I'm a strong believer of being a person who adheres to the saying "You practice what you preach", but I'm also practical in terms of knowing that some people will never change. But I constantly have to hold my tongue when someone tells me something that they don't like, maybe just one thing, because they just do point out your flaws, not only in terms of your habit, but your personality and it drives me insane, especially when the said person has 10000000x infinity flaws of themselves but they just think they're perfect, or perhaps they don't but think that just because you don't say it, there's nothing about them that bothers you. I personally, to these types of sorry excuses of a person, never utter a single word that is negative, I just choose to ignore it, because in my experience, if you're sharing a house with someone, assuming you're not married to them, are only going to be living with them for perhaps a maximum of a year. So, I'd rather just not say anything that would make me regret ever saying some things than to say anything at all. Because in the long run, it's your wellbeing and your reputation that is on the line. 

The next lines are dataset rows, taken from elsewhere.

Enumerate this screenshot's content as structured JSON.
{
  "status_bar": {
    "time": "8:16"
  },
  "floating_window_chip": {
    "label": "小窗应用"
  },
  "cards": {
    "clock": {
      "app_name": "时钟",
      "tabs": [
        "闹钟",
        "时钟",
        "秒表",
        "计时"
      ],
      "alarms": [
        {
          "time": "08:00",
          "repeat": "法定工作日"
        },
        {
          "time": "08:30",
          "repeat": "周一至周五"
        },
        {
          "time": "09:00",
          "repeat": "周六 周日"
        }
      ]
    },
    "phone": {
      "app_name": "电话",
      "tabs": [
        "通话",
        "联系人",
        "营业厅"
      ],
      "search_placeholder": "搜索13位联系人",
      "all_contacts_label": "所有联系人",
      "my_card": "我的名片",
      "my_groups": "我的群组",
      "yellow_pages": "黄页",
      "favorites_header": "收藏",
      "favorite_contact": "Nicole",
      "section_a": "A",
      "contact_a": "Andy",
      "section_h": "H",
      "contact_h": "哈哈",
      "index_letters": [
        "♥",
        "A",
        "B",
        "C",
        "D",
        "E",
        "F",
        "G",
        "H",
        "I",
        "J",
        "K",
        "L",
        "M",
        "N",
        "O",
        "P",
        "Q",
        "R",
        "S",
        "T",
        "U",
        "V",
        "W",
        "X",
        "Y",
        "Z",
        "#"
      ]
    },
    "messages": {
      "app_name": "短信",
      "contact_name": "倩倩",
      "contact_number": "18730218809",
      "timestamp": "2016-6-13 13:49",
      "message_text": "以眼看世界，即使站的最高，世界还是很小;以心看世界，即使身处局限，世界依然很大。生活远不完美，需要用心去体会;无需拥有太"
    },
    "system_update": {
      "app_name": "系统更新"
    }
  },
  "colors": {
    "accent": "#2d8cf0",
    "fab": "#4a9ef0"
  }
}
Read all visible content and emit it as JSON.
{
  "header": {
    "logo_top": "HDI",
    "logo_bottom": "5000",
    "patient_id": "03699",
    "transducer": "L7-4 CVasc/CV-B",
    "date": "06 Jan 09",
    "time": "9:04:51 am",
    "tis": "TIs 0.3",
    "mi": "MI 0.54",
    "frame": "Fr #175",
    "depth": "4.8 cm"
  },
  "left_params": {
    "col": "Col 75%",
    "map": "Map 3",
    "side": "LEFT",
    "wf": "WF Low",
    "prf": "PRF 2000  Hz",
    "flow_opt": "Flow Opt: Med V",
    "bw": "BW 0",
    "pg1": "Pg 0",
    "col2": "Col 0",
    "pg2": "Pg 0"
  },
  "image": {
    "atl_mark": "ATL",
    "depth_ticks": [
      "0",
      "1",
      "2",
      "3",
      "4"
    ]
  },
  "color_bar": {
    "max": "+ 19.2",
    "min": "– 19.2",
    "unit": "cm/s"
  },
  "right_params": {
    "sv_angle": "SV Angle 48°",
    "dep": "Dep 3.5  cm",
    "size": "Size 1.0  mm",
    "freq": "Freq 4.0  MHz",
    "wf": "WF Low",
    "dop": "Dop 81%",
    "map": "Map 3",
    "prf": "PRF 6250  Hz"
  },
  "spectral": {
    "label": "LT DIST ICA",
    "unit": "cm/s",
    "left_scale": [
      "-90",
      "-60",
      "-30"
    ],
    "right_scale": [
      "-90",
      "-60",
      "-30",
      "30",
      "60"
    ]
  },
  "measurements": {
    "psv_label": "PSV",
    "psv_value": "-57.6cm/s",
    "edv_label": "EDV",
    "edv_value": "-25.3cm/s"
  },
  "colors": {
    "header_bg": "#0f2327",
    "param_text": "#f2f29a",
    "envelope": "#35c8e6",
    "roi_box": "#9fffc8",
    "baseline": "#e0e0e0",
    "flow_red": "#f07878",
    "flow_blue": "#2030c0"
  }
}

Sure, they may fabricate lies about you, but if or when confronted, you never feel guilty but rather you'd have a smile on your face because you know how sick of a person they were. Okay, maybe some parts of my writing is fueled by cynicism and also laced with annoyance, but I'm just very honest. I never believe in lying and when I write, my point is to get people to see a different perspective. It's like looking at an object from different angles. You know people are nice, because they say few hurtful things but that doesn't mean they don't think it. 

So, I leave for you Machiavelli's advice on being nice. I very much agree with his ideas, do watch this short video to attain a slightly different perspective on being nice. Key note: Know the evil but don't associate yourself with the evil, twist the perspective but never have that outlook on life. Your mirror image does not have to be pure although your intentions are pure. Treating someone with goodness when they are in fact devious, does not prove you are a better person, you are good, without having to prove it, but counteracting their devious feats are what would make you successful and dissociating yourself from their annoyance will grant you freedom. Often times, it's not ignoring or shutting yourself from them, but for me, I suppose I have a different approach, I know the person that is terrible is for a fact just terrible and unkind, but I don't treat them unkindly, I just choose to not discuss matters that are personal to me or let them speak to me in ways that I don't like, by training them psychologically, yes, you can condition people and I do that all the time. It's not being cunning if anyone's wondering, it's being tactical. At the end of the day, it's your well-being that matters and of course, being nice will help you sustain that but NEVER let anyone step all over you. Learn from your lessons, never have to go through them twice, EVER.

Till my next post. xx